Reader Gerhard, one of the world’s all-time great banana bread enthusiasts, reports that his bread has been getting steadily paler over the years. At least compared to the deep golden brown that he used to get and prefers. He wonders: why that might be? Could banana cultivars have changed any over the years? Maybe his flour? Or could it be some other factor?
Gerhard, I’ve had that same experience. Occasionally I think my crust isn’t as brown as my mother’s, or the crumb isn’t the same rich yellow. The cause is usually very simple: I’ve added too much acid to the batter in the form of lemon juice or buttermilk. As we discussed on the blog here not long ago, pH has a big impact on browning reactions. An acidic batter will yield a paler product. This is not to say you don’t want to add any acid, especially if there’s soda in the formula. But be aware of adding much extra acid. My recipe calls for 3 tablespoons of either milk or buttermilk. For a deep golden bread, I’ll use regular milk.

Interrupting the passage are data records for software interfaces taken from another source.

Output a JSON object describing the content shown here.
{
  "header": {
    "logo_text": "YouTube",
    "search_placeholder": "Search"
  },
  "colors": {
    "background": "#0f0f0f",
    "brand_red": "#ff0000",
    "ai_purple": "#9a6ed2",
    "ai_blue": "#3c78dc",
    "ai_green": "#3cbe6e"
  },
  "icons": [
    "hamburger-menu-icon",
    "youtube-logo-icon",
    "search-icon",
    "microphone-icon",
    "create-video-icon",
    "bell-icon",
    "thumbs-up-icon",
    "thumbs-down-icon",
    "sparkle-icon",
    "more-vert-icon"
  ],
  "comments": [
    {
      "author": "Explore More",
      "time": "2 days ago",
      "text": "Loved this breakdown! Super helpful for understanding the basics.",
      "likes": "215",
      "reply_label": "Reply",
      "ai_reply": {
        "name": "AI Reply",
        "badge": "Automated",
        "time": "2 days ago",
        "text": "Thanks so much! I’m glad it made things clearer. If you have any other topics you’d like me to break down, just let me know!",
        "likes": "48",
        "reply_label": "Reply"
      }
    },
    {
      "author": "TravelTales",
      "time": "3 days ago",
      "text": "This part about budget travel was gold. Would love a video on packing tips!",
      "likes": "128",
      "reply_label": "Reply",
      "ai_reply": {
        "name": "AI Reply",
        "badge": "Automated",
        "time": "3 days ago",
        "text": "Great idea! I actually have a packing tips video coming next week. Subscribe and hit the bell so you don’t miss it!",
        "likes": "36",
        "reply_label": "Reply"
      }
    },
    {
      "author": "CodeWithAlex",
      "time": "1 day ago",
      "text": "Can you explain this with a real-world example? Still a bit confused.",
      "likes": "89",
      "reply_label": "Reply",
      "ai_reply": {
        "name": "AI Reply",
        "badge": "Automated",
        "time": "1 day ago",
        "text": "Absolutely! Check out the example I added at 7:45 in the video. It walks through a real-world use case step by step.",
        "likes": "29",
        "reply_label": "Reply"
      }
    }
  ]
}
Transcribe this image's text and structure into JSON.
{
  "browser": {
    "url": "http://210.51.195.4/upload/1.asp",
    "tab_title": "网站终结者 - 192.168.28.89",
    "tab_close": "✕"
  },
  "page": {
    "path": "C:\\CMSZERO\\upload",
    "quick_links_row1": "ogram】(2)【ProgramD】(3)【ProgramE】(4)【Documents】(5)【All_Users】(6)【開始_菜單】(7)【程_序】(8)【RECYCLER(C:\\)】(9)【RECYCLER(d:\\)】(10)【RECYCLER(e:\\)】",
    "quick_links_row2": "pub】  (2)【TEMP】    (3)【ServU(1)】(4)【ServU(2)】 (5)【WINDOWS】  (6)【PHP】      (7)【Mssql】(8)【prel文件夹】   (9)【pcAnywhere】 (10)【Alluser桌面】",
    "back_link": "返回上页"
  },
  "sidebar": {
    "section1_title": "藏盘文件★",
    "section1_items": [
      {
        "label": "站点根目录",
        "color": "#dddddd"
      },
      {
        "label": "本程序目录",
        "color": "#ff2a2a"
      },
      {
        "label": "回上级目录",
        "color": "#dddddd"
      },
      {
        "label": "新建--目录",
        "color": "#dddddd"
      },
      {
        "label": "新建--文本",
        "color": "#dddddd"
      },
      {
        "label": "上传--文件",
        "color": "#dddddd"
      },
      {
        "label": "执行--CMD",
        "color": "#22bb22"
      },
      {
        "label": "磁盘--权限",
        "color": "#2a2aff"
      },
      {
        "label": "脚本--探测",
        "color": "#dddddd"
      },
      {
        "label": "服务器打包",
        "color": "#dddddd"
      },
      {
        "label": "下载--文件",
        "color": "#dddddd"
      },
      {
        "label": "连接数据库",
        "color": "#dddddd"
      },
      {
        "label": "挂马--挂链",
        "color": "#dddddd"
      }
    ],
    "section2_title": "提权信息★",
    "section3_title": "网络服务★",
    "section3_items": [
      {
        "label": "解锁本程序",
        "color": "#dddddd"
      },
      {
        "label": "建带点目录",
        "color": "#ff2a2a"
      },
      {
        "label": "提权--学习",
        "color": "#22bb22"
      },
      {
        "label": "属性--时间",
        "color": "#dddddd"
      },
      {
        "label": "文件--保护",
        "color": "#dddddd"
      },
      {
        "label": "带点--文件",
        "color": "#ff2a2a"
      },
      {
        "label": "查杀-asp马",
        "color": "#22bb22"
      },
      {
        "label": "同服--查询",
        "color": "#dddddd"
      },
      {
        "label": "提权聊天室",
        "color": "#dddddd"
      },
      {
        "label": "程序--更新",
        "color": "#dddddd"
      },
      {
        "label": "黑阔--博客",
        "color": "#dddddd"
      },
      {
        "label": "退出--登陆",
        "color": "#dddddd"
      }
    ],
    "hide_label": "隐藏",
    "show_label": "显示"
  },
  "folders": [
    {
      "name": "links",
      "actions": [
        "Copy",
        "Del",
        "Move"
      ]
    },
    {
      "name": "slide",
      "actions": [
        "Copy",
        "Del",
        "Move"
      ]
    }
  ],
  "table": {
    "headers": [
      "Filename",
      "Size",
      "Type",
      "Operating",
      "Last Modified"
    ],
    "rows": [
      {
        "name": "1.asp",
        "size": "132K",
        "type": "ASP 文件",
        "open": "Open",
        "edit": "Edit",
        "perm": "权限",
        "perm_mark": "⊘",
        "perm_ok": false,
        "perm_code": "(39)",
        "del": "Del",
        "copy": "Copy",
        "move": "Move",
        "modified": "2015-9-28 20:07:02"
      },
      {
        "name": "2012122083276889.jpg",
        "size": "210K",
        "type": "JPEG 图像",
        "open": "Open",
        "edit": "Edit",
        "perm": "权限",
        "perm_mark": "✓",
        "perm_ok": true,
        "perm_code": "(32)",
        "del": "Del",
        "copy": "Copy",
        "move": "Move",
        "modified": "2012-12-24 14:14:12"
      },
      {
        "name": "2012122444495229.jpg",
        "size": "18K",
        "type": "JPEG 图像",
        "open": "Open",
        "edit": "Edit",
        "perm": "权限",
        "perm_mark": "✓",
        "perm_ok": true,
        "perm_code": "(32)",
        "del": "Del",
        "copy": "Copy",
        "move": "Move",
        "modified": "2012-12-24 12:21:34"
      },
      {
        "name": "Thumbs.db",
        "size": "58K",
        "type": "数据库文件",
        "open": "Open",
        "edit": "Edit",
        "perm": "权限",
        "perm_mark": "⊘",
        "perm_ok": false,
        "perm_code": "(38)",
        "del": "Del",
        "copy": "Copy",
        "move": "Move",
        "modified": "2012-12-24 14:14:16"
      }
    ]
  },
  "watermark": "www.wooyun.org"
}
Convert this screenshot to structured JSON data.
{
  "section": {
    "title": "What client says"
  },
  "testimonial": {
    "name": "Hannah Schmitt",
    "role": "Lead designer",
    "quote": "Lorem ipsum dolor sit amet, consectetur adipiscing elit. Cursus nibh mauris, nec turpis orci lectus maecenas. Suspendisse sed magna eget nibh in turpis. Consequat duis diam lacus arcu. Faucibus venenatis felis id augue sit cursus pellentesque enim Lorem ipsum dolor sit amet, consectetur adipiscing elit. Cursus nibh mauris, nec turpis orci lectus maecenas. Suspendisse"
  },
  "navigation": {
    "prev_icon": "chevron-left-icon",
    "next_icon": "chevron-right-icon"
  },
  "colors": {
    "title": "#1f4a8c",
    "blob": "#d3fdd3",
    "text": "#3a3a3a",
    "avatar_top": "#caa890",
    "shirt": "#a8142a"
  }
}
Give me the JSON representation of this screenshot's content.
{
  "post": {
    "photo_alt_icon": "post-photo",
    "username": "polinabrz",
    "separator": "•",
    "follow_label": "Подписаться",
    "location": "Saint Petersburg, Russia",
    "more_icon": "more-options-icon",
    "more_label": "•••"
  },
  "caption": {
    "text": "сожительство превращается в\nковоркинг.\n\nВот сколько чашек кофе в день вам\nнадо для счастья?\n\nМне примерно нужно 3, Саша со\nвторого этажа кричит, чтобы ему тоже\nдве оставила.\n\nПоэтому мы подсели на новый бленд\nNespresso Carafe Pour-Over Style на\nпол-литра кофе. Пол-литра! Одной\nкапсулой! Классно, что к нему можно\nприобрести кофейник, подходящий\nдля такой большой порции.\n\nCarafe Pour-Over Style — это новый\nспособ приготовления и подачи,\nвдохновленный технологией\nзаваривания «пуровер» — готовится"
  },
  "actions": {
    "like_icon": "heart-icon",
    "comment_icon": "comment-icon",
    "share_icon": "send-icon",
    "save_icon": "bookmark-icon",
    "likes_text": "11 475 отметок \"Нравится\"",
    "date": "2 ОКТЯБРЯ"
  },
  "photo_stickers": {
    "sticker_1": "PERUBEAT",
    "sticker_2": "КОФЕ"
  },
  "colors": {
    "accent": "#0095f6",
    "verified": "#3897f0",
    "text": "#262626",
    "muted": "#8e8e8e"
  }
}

So my feeling, Gerhard, is that perhaps you’ve gotten in the habit of useing more acidic ingredients over time, or perhaps you’re not measuring as closely as you’ve gotten more comfortable mixing up batches of batter. Of course something else to remember is to make sure your bananas are good and brown. The riper the bananas the more sugary they are, and that’s good for caramelization! Thanks for the question!